In many ways, the discipline of information management is a way of bringing order to the chaos of information generation and information overload. Even in organizations with exemplary records and information management practices, the personal workspace is often the last bastion of chaos. My own workspace, for example, I would have to describe as “cluttered”. I almost always have multiple projects underway, and I like to have my work for all of these spread out where they are readily accessible and viewable. But if I’m honest, I also have clutter from projects which have been over for weeks, stacks of articles and whitepapers waiting to be read, and a couple of boxes of documents under my desk because I haven’t found time to purge my file cabinet. But there’s always another project, and there never seems to be time to separate the clutter from truly needed documents. The longer I don’t clean out the detritus, the more insurmountable the problem gets, until I finally reach some kind of critical mass and take time to purge the office and start the whole cycle over again.
So when working with organizations who have difficulty in getting compliance from employees in following IM policies and procedures, despite shortages of office file space and overflowing desks, I can empathize to a high degree. But in organizations where, according to the above surveys, one third to one half of workers admit to having messy workspaces, this is potentially a serious but largely overlooked issue from an IM perspective. As an IM practitioner, it may be worthwhile to look at the disadvantages of poor workspace organization. For example:

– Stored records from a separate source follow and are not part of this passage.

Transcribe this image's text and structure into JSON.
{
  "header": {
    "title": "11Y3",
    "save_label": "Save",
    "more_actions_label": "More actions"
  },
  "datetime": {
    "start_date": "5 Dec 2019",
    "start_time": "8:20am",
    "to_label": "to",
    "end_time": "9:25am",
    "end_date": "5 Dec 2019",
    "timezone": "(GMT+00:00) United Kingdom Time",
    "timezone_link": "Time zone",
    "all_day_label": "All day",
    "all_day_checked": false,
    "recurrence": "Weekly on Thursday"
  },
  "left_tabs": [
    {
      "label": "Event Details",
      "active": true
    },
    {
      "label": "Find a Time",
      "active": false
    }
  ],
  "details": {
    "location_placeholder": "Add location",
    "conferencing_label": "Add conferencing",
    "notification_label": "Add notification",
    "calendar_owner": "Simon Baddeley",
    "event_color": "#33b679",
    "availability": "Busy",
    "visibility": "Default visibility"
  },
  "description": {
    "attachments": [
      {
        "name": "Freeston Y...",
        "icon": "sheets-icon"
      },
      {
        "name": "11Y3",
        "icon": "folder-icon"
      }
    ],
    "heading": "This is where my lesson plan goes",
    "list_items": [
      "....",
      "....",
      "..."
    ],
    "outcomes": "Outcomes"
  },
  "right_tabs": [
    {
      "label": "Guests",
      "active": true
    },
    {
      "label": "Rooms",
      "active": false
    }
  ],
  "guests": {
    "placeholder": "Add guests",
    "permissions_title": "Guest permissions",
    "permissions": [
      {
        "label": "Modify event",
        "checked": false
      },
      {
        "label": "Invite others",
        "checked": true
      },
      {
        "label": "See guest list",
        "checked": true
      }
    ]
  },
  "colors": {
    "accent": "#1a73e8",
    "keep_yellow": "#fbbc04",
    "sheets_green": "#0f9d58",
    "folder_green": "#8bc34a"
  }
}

- What is the true productivity cost of messy workspaces to the organization? One 2010 study estimates each employee loses 38 working hours (or close to one work week) each year looking for misplaced items in the office.
- Are record creation, retention and disposition procedures being followed?

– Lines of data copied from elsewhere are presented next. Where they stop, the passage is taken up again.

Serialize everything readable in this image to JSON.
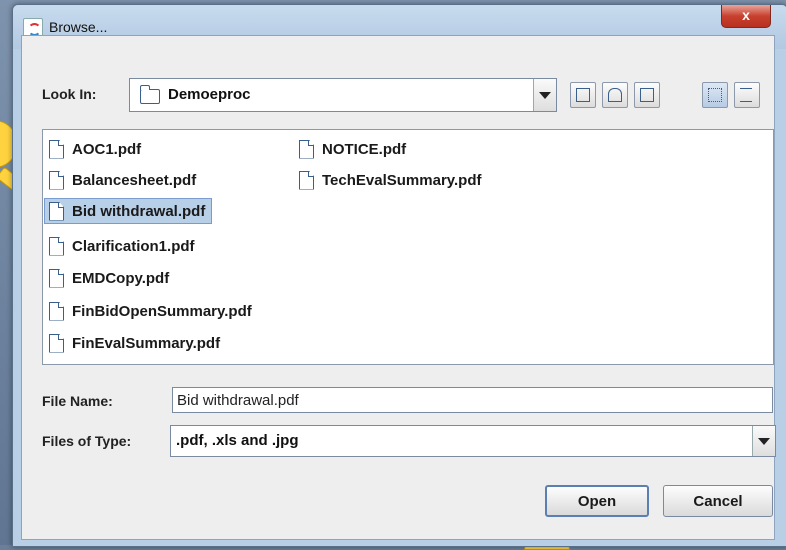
{
  "window": {
    "title": "Browse...",
    "close_glyph": "x"
  },
  "look_in": {
    "label": "Look In:",
    "value": "Demoeproc"
  },
  "toolbar": {
    "icons": [
      "up-folder-icon",
      "home-icon",
      "new-folder-icon",
      "list-view-icon",
      "details-view-icon"
    ]
  },
  "files": {
    "col1": [
      "AOC1.pdf",
      "Balancesheet.pdf",
      "Bid withdrawal.pdf",
      "Clarification1.pdf",
      "EMDCopy.pdf",
      "FinBidOpenSummary.pdf",
      "FinEvalSummary.pdf"
    ],
    "col2": [
      "NOTICE.pdf",
      "TechEvalSummary.pdf"
    ],
    "selected": "Bid withdrawal.pdf"
  },
  "file_name": {
    "label": "File Name:",
    "value": "Bid withdrawal.pdf"
  },
  "files_of_type": {
    "label": "Files of Type:",
    "value": ".pdf, .xls and .jpg"
  },
  "buttons": {
    "open": "Open",
    "cancel": "Cancel"
  },
  "colors": {
    "selection": "#b8cfe8",
    "callout": "#ffd23f",
    "close": "#c8412f"
  }
}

- Are information security protocols being used?
- Is workflow being impeded?
- Is the allocation of personal file space and expenditures on filing equipment and organizational supplies appropriate?
- Do employees have sufficient tools and training to tame their paper chaos?
Many books and articles have been written on how to organize personal workspaces and keep them tidy, often in the form of “Tips on Being Tidy”, or “Benefits of Organizing Your Desk”, etc. Just last week the Globe and Mail published an article with tips to help conquer paper chaos. Sadly, people who are not motivated to keep their workspace tidy are not likely to be swayed by these types of articles (or maybe they just can’t find them). So as IM managers, how can we help employees be – and remain – organized and productive?
Ultimately this is going to be a change management issue in many organizations, which means it is more than just a matter of not-so-subtle suggestions, strategically placed hints and the occasional motivational poster. An IM manager who wants to tackle this issue needs to do so in a more systematic way, starting with an assessment of how people’s workspace truly affects the organization, as well as their personal stress, productivity and relationships with co-workers and supervisors. The two recent surveys I mentioned earlier in Canada and Britain should be taken with a grain of salt, as they were both sponsored by Staples, and the findings happen to be quite good news for a company that sells filing supplies and organizational tools. It isn’t to say that the findings are wrong, but before investing time and resources you should assess the impact of personal workspaces on your own organization.
If you decide to go ahead with the initiative, it should be treated as a formal change management initiative. Even if it is not a high priority project and you aren’t devoting a lot of resources to it, a basic change management process should be followed which includes: defining objectives and outcomes; sponsorship/support from senior management; employee motivation to participate through effective communication/outreach; adequate resources and support for employees who implement the change; and continuing reinforcement of the environmental and cultural changes. A formal process, even with relatively little effort and resource allocation, can go a long way towards eliminating that last bastion of chaos. Just say no to clutter!